A Ghanaian social commentator, Emmanuel Quayson has said that the current state of the cedi all but tells the current government is weak.
In a lengthy post in reaction to the formation of an FX committee to find lasting solutions to the incessant depreciation of the cedi, he wrote:
“The mark of every good governance is the strength of it’s purchasing power (money), the opposite is true. Just as the exams results of a school shows the quality of tutors, the same way the strength of your currency shows the quality of government in place or otherwise. When your currency is strong, you can choose to relocate to another country with a weaker currency and establish a network to spend your currency of origin in that country. You can engage in commerce and make great dividends. That is obviously the strategy most foreigners are using in Ghana. The Indians, Lebanese, Americans, Britons, Syrians, Chinese etc are doing in Ghana.
A country that has a very strong currency attracts quality labour from low class countries who come and make money with their skills. In doing that they help develop the countries of others. Don’t be surprised countries like UK, USA, Germany, Singapore, Japan, China etc are always on top because they have strong currencies and they have expatriates from other countries working for them to improve their economies. Whereas weaker countries have their resources being milked by the stronger ones, the stronger ones have their economies strengthened by the work force of the weaker economies.
The once most educated president in the world presided over the worst currency in the world (Robert Mugabe of Zimbabwe) and one of the most well acclaimed Economist of our time in the person of Dr. Bawumia under NPP government, has delivered to Ghanaians the worst performance of the cedi in Ghana’s development agenda so far. This tells you how God works or how economic management is not about qualifications or education, it takes understanding and the steps in the right direction.
There is nothing wrong in being a copy cat. What has worked for other developed countries can work for us too. Let’s copy their ways of strengthening their currencies. Self dependence is the key to salvage any nation’s currency. Produce, buy, sell and consume your own consumer and capital goods and make your private sector an engine of growth. Empower private business people to excel because they keep money in circulation within your country. This controls inflation and boost local investments. A deliberate effort must be made by government to establish manufacturing companies who manufacture secondary products from your primary produce.
Imports must be less but exports must be high to attract foreign exchange. Reduce exportation of primary produce but export more secondary produce etc. Buying and selling is not the way to develop a country, neither is service. Not to say they are not important because they are intermediaries or middle men. What develops a country is industrialisation, export of secondary produce and consumption of home made products. This is very simple. A committee is not needed to diagnose this, but the question is how do we achieve this? This is a question the government must answer.
It all begins with the attitude of the people and posture of government in allowing the private sector to thrive not foreigners but the citizens of the country. I cannot forget corruption. Corruption is a number one killer of a country’s currency. The amount of money lost through corruption in Ghana can be used to open several factories that will employ more people. Unemployment is also another cause of acweak currency. You don’t suppress your private sector and expect your currency to be favourable to you. Check the records of all Socialist states if their currencies are something to write home about?

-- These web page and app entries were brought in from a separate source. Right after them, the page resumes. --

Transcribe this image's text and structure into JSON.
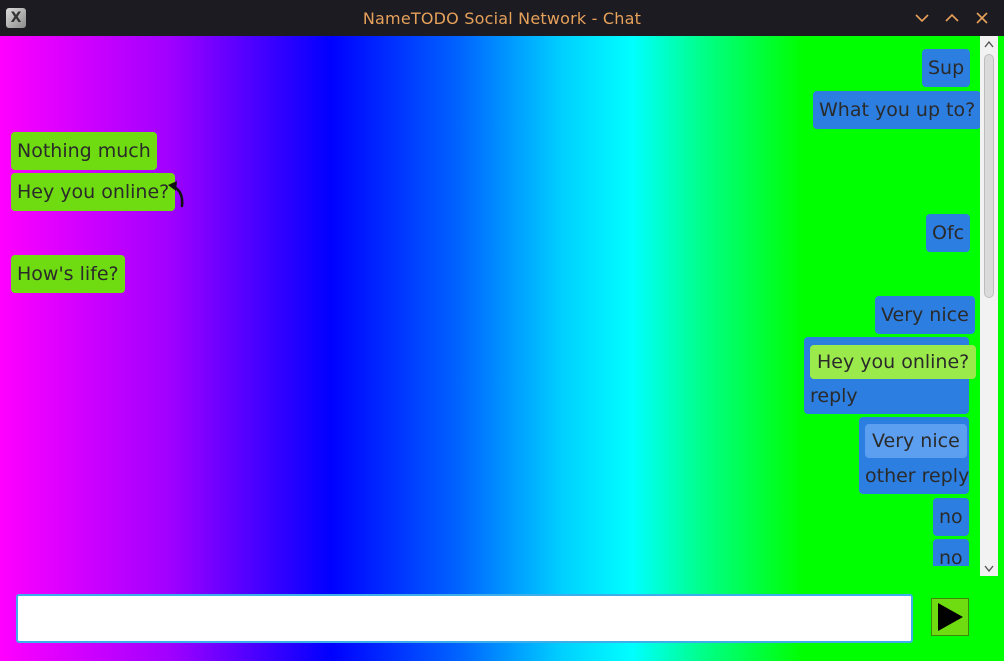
{
  "window": {
    "title": "NameTODO Social Network - Chat",
    "app_icon": "x-app-icon",
    "controls": [
      "minimize-icon",
      "maximize-icon",
      "close-icon"
    ]
  },
  "colors": {
    "title_bar": "#1c1b22",
    "title_text": "#e6a15a",
    "incoming_bubble": "#6fdc11",
    "outgoing_bubble": "#2c7fe0",
    "input_border": "#3daee9"
  },
  "messages": [
    {
      "side": "right",
      "text": "Sup"
    },
    {
      "side": "right",
      "text": "What you up to?"
    },
    {
      "side": "left",
      "text": "Nothing much"
    },
    {
      "side": "left",
      "text": "Hey you online?"
    },
    {
      "side": "right",
      "text": "Ofc"
    },
    {
      "side": "left",
      "text": "How's life?"
    },
    {
      "side": "right",
      "text": "Very nice"
    },
    {
      "side": "right",
      "quote": "Hey you online?",
      "text": "reply"
    },
    {
      "side": "right",
      "quote": "Very nice",
      "text": "other reply"
    },
    {
      "side": "right",
      "text": "no"
    },
    {
      "side": "right",
      "text": "no"
    }
  ],
  "composer": {
    "value": "",
    "send_icon": "play-triangle-icon"
  }
}
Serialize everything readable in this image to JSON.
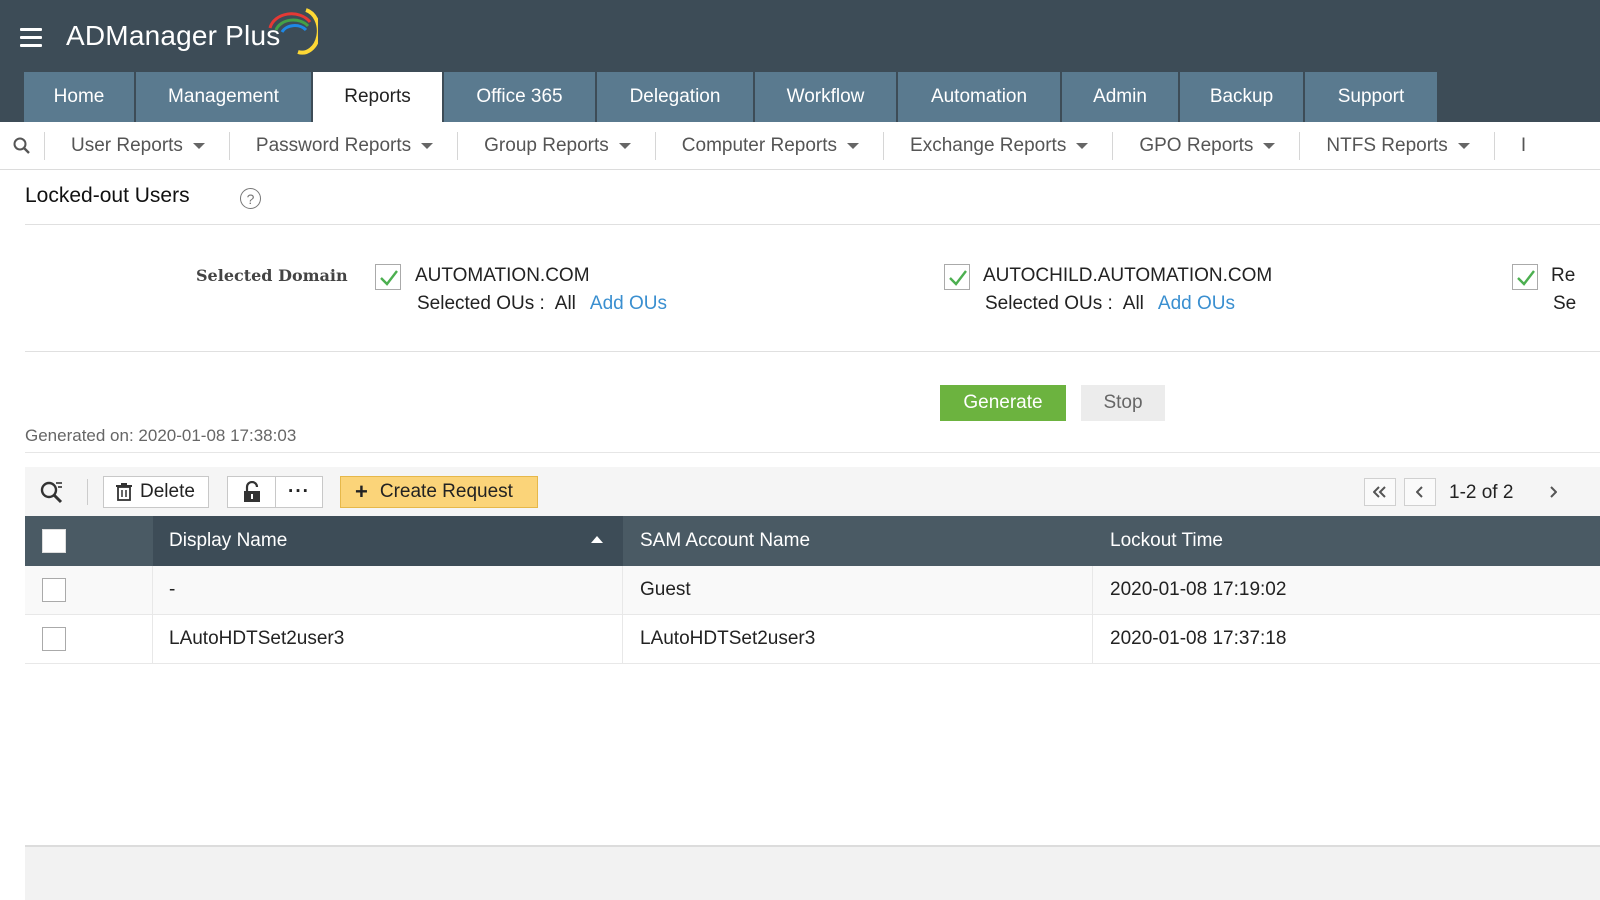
{
  "app": {
    "title": "ADManager Plus",
    "hamburger_icon": "menu-icon"
  },
  "tabs": [
    {
      "label": "Home",
      "active": false
    },
    {
      "label": "Management",
      "active": false
    },
    {
      "label": "Reports",
      "active": true
    },
    {
      "label": "Office 365",
      "active": false
    },
    {
      "label": "Delegation",
      "active": false
    },
    {
      "label": "Workflow",
      "active": false
    },
    {
      "label": "Automation",
      "active": false
    },
    {
      "label": "Admin",
      "active": false
    },
    {
      "label": "Backup",
      "active": false
    },
    {
      "label": "Support",
      "active": false
    }
  ],
  "subnav": {
    "items": [
      "User Reports",
      "Password Reports",
      "Group Reports",
      "Computer Reports",
      "Exchange Reports",
      "GPO Reports",
      "NTFS Reports",
      "I"
    ]
  },
  "page": {
    "title": "Locked-out Users",
    "help_icon": "?"
  },
  "domains": {
    "label": "Selected Domain",
    "list": [
      {
        "name": "AUTOMATION.COM",
        "ou_label": "Selected OUs :",
        "ou_value": "All",
        "add_link": "Add OUs",
        "checked": true
      },
      {
        "name": "AUTOCHILD.AUTOMATION.COM",
        "ou_label": "Selected OUs :",
        "ou_value": "All",
        "add_link": "Add OUs",
        "checked": true
      },
      {
        "name": "Re",
        "ou_label": "Se",
        "checked": true
      }
    ]
  },
  "actions": {
    "generate": "Generate",
    "stop": "Stop"
  },
  "generated_on": "Generated on: 2020-01-08 17:38:03",
  "toolbar": {
    "delete": "Delete",
    "more": "···",
    "create_request": "Create Request",
    "pager": "1-2 of 2"
  },
  "table": {
    "columns": [
      "Display Name",
      "SAM Account Name",
      "Lockout Time"
    ],
    "sort_column": "Display Name",
    "sort_direction": "ascending",
    "rows": [
      {
        "display_name": "-",
        "sam": "Guest",
        "lockout_time": "2020-01-08 17:19:02"
      },
      {
        "display_name": "LAutoHDTSet2user3",
        "sam": "LAutoHDTSet2user3",
        "lockout_time": "2020-01-08 17:37:18"
      }
    ]
  },
  "colors": {
    "header_bg": "#3d4c57",
    "tab_bg": "#5a7a8f",
    "generate_green": "#6cb33f",
    "create_request_yellow": "#fbd479",
    "link_blue": "#3a8fd0",
    "check_green": "#4caf50"
  }
}
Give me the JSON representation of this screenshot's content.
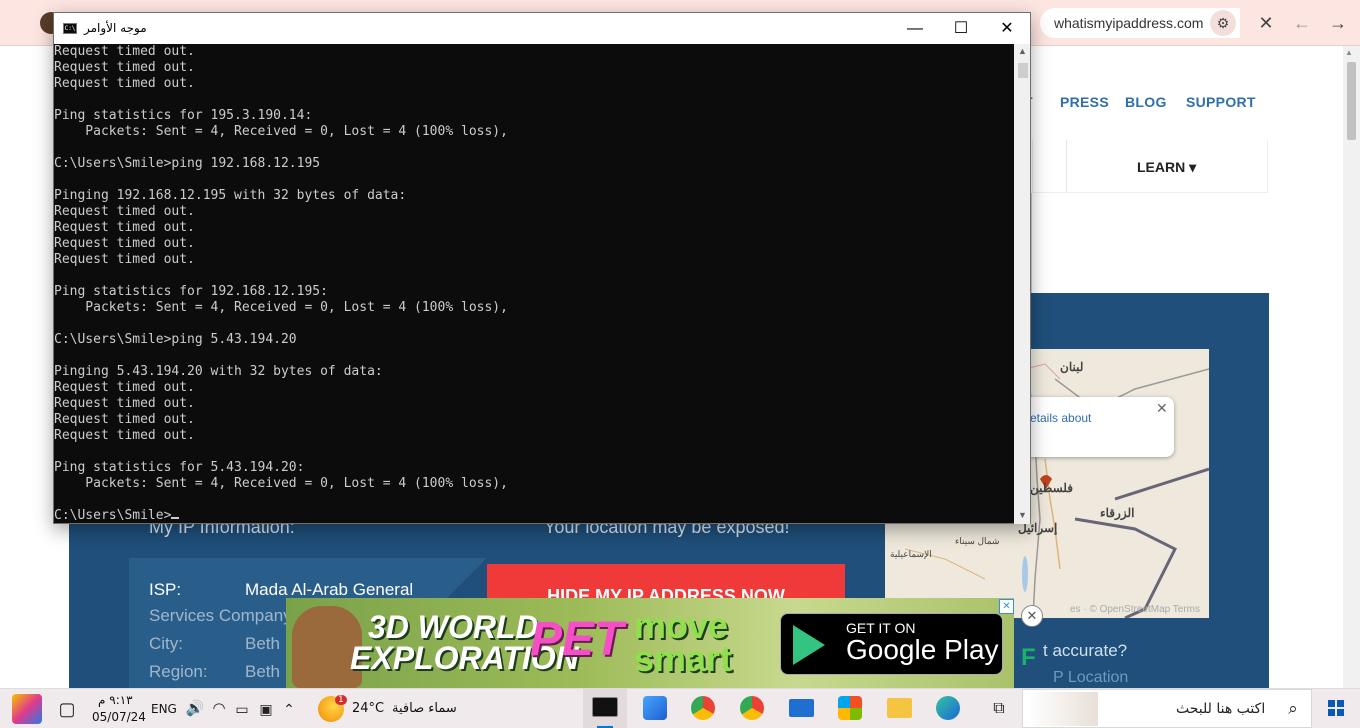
{
  "browser": {
    "url": "whatismyipaddress.com",
    "tune_icon": "tune-icon",
    "close_icon": "close-icon",
    "back_icon": "back-arrow-icon",
    "forward_icon": "forward-arrow-icon"
  },
  "site": {
    "nav": [
      "T",
      "PRESS",
      "BLOG",
      "SUPPORT"
    ],
    "learn_label": "LEARN ▾",
    "hero_left_title": "My IP Information:",
    "hero_right_title": "Your location may be exposed!",
    "isp_label": "ISP:",
    "isp_value": "Mada Al-Arab General",
    "isp_value_cont": "Services Company",
    "city_label": "City:",
    "city_value": "Beth",
    "region_label": "Region:",
    "region_value": "Beth",
    "hide_button": "HIDE MY IP ADDRESS NOW",
    "map_popup_text": "etails about",
    "map_labels": {
      "lebanon": "لبنان",
      "palestine": "فلسطين",
      "israel": "إسرائيل",
      "zarqa": "الزرقاء",
      "sinai": "شمال سيناء",
      "ismailia": "الإسماعيلية"
    },
    "map_attr": "es · © OpenStreetMap Terms",
    "accurate_text": "t accurate?",
    "ip_location_link": "P Location"
  },
  "ad": {
    "line1": "3D WORLD",
    "line2": "EXPLORATION",
    "pet": "PET",
    "move": "move",
    "smart": "smart",
    "gp_get": "GET IT ON",
    "gp_name": "Google Play",
    "close_symbol": "✕",
    "info_symbol": "✕"
  },
  "cmd": {
    "title": "موجه الأوامر",
    "icon_text": "C:\\",
    "lines": [
      "Request timed out.",
      "Request timed out.",
      "Request timed out.",
      "",
      "Ping statistics for 195.3.190.14:",
      "    Packets: Sent = 4, Received = 0, Lost = 4 (100% loss),",
      "",
      "C:\\Users\\Smile>ping 192.168.12.195",
      "",
      "Pinging 192.168.12.195 with 32 bytes of data:",
      "Request timed out.",
      "Request timed out.",
      "Request timed out.",
      "Request timed out.",
      "",
      "Ping statistics for 192.168.12.195:",
      "    Packets: Sent = 4, Received = 0, Lost = 4 (100% loss),",
      "",
      "C:\\Users\\Smile>ping 5.43.194.20",
      "",
      "Pinging 5.43.194.20 with 32 bytes of data:",
      "Request timed out.",
      "Request timed out.",
      "Request timed out.",
      "Request timed out.",
      "",
      "Ping statistics for 5.43.194.20:",
      "    Packets: Sent = 4, Received = 0, Lost = 4 (100% loss),",
      ""
    ],
    "prompt": "C:\\Users\\Smile>",
    "minimize_symbol": "—",
    "maximize_symbol": "☐",
    "close_symbol": "✕"
  },
  "taskbar": {
    "search_placeholder": "اكتب هنا للبحث",
    "time": "٩:١٣ م",
    "date": "05/07/24",
    "language": "ENG",
    "weather_temp": "24°C",
    "weather_text": "سماء صافية",
    "weather_badge": "1"
  },
  "colors": {
    "browser_bar": "#fde5e1",
    "hero_blue": "#1f4f7a",
    "hide_red": "#f03a3a",
    "cmd_bg": "#0c0c0c",
    "link_blue": "#2f6fb0"
  }
}
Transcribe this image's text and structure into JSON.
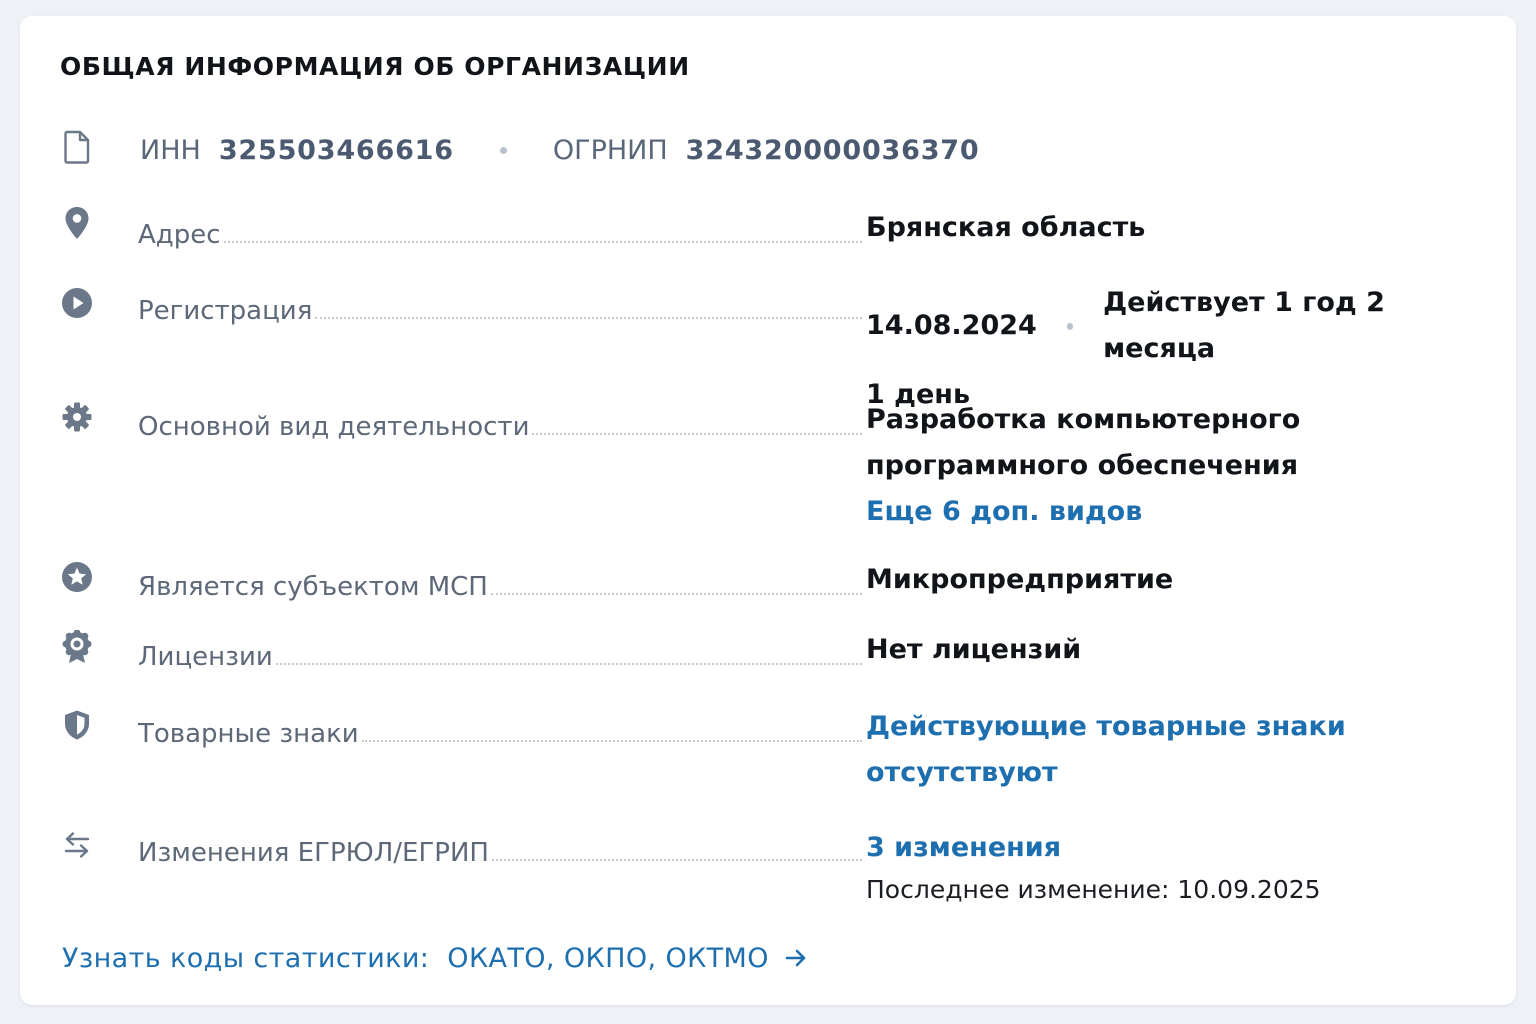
{
  "section": {
    "title": "ОБЩАЯ ИНФОРМАЦИЯ ОБ ОРГАНИЗАЦИИ"
  },
  "ids": {
    "icon": "document-icon",
    "inn_label": "ИНН",
    "inn_value": "325503466616",
    "ogrnip_label": "ОГРНИП",
    "ogrnip_value": "324320000036370"
  },
  "rows": {
    "address": {
      "icon": "location-pin-icon",
      "label": "Адрес",
      "value": "Брянская область"
    },
    "registration": {
      "icon": "play-circle-icon",
      "label": "Регистрация",
      "date": "14.08.2024",
      "duration_line1": "Действует 1 год 2 месяца",
      "duration_line2": "1 день"
    },
    "activity": {
      "icon": "gear-icon",
      "label": "Основной вид деятельности",
      "value_line1": "Разработка компьютерного",
      "value_line2": "программного обеспечения",
      "more_link": "Еще 6 доп. видов"
    },
    "msp": {
      "icon": "star-circle-icon",
      "label": "Является субъектом МСП",
      "value": "Микропредприятие"
    },
    "licenses": {
      "icon": "badge-icon",
      "label": "Лицензии",
      "value": "Нет лицензий"
    },
    "trademarks": {
      "icon": "shield-icon",
      "label": "Товарные знаки",
      "value_line1": "Действующие товарные знаки",
      "value_line2": "отсутствуют"
    },
    "changes": {
      "icon": "swap-arrows-icon",
      "label": "Изменения ЕГРЮЛ/ЕГРИП",
      "link": "3 изменения",
      "last_change_label": "Последнее изменение:",
      "last_change_date": "10.09.2025"
    }
  },
  "footer_link": {
    "text": "Узнать коды статистики:",
    "codes": "ОКАТО, ОКПО, ОКТМО",
    "icon": "arrow-right-icon"
  },
  "colors": {
    "link": "#1e6fb0",
    "icon": "#6b7889",
    "label": "#5d6878",
    "value": "#111418"
  }
}
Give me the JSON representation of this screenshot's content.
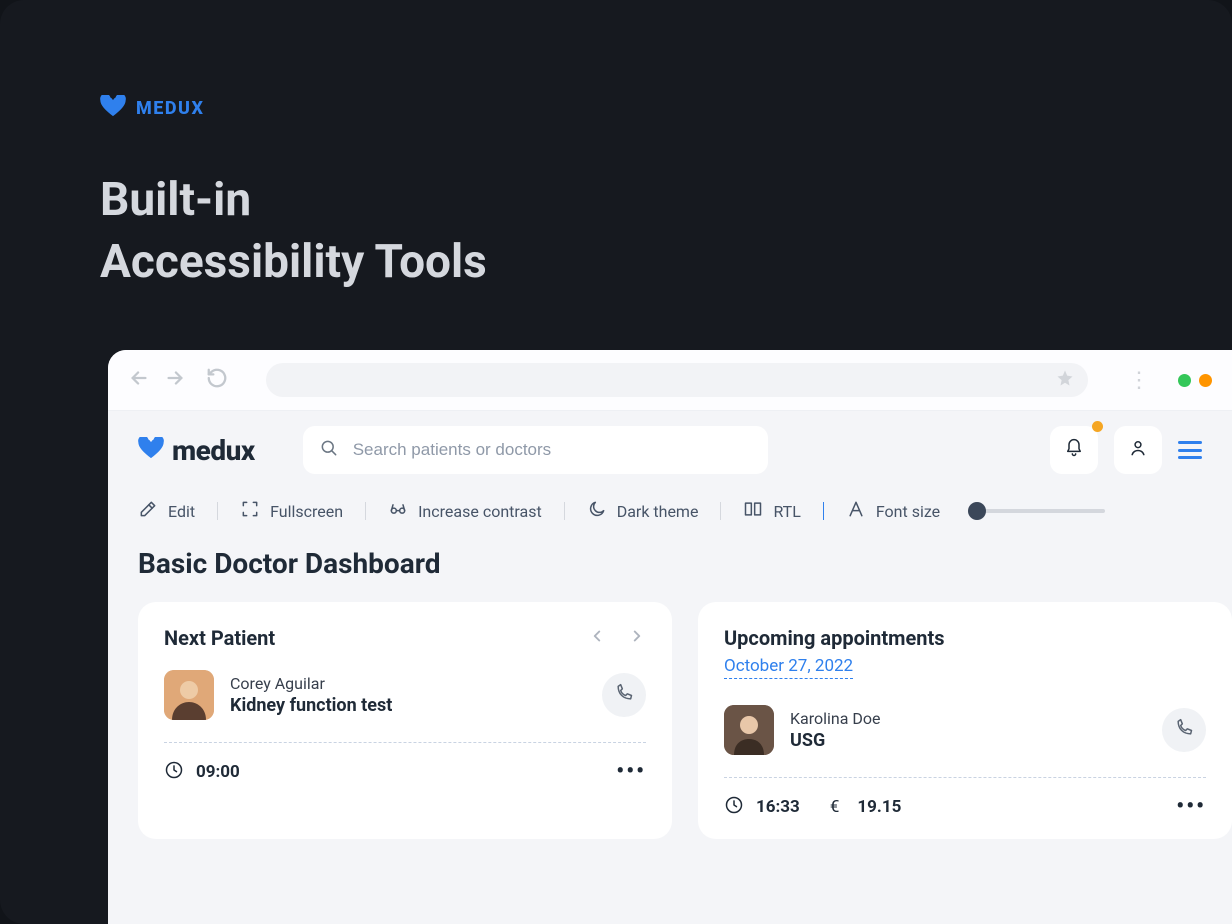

Should we politicise this? This is an open truth. The cedi has not only abysmally depreciated but it is frustrated. Have you seen a frustrated currency before? The frustration of the business community tells you that your currency is equally frustrated. To an extent a committee has been set up to investigate why the Cedi keeps on falling. What is the purpose of the economic management team? This is what happens when you think you know too much and no one can teach you. What happened to the exposition of the weak fundamental theory? Why hasn’t the weak fundamentals being corrected as of today but we need a committee.
A Committee to do what? Drink tea, sit in air conditions and pay themselves fat allowances? We all know where this is heading towards. The committee will be a fruitless one. Are the members of the committee not all NPP members? Let’s get serious as a country. This committee undermines, the vice president, the economic management team, the finance ministry and bank of Ghana. Once again Nkrumah has been proven wrong by his own people that the black man is incapable of managing his own affairs.
I think the committee has been given a wrong direction, they should rather be made to investigate why other countries are stronger. These two objectives are not the same. Other countries are doing the right things that is why their currencies are stronger. USA spends trillions of dollars every year on war but their currency is second to none. Most of their military weapons are produced in the country both by government and private organization so these trillions stay in circulation in USA.
You don’t need a sea of bald headed and grey headed old men and women to investigate why a currency is fallen if your central bank and Finance ministry is a serious institution. I think the committee must rather be formed to appraise the work force in these two institutions whether some people need to be at post or not. If you have a vice president who has touted that he can solve the Cedi crisis and it still persist or has even gotten worse, I don’t see why he must maintain his post. If you have a ministry of finance or governor of central bank yet the Cedi is ‘misbehaving’, I don’t see why they must be at post for us to spend another money on committee that we all know cannot solve the problem.”